My geography teacher, who took naps quite often during class, was much tougher than many had assumed. As most of the founders of Hamas were killed, he escaped drones, warplanes and much destruction that followed, to die from old age after a brief illness.
Hasanat’s story is that of most refugee families: typical in its origins, but also unique in how each family coped with exile. My geography teacher died with a rifle on his chest, although I doubt that the old man even knew how to operate an assault rifle. He was carried to his grave by thousands of refugees in a funeral procession that teemed with scores of fighters, many of whom must have not been born when Yaser and Tariq established al-Qassam some 26 years ago.
When I told Ustaz Hasanat why we giggled every time he pronounced “Kilimanjaro,” he laughed too. But I never told him that we were the ones who started the rumour of the African bug that made him nap all too often during class.
Ramzy Baroud has been writing about the Middle East for over 20 years. He is an internationally-syndicated columnist, a media consultant, an author of several books and the founder of PalestineChronicle.com. He is currently completing his PhD studies at the University of Exeter.
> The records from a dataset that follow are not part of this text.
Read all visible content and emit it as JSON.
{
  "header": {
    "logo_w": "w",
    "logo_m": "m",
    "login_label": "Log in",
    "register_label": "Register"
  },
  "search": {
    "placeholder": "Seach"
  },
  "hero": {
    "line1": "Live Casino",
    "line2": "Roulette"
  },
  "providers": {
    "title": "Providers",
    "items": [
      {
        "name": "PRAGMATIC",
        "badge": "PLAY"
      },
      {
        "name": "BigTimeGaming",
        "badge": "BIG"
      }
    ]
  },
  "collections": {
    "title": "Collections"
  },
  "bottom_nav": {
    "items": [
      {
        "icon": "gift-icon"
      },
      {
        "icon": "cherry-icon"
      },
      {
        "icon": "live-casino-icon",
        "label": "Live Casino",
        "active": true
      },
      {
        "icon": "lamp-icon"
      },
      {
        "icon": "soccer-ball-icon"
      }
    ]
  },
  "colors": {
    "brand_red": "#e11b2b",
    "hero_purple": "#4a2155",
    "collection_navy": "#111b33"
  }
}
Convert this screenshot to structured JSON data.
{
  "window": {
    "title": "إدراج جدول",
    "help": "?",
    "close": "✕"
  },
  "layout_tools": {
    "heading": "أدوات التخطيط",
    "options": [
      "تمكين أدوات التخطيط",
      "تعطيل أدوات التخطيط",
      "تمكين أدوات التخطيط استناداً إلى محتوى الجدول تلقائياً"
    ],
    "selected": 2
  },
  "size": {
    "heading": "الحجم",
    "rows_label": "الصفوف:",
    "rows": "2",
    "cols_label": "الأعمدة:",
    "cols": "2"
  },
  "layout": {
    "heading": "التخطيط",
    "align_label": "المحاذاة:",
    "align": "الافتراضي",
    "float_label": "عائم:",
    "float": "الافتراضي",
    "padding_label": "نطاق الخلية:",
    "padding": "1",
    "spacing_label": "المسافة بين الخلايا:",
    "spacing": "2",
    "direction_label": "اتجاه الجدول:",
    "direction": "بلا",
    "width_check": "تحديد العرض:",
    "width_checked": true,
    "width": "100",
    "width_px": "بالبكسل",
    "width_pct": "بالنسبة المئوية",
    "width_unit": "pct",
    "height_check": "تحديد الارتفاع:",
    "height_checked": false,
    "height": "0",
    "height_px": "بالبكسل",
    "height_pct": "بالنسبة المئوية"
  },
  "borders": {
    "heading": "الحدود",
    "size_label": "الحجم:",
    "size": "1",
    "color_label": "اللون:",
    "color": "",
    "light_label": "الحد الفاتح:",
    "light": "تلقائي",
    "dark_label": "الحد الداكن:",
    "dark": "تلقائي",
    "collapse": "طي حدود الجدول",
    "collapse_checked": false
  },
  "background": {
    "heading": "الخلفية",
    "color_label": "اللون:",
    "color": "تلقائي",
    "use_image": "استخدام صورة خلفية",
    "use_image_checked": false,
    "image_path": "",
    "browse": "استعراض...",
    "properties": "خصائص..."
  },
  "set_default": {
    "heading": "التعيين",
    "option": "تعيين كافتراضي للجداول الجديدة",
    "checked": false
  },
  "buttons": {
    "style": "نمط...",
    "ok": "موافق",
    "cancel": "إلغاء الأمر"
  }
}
His latest book is “My Father Was a Freedom Fighter: Gaza’s Untold Story” (Pluto Press, London).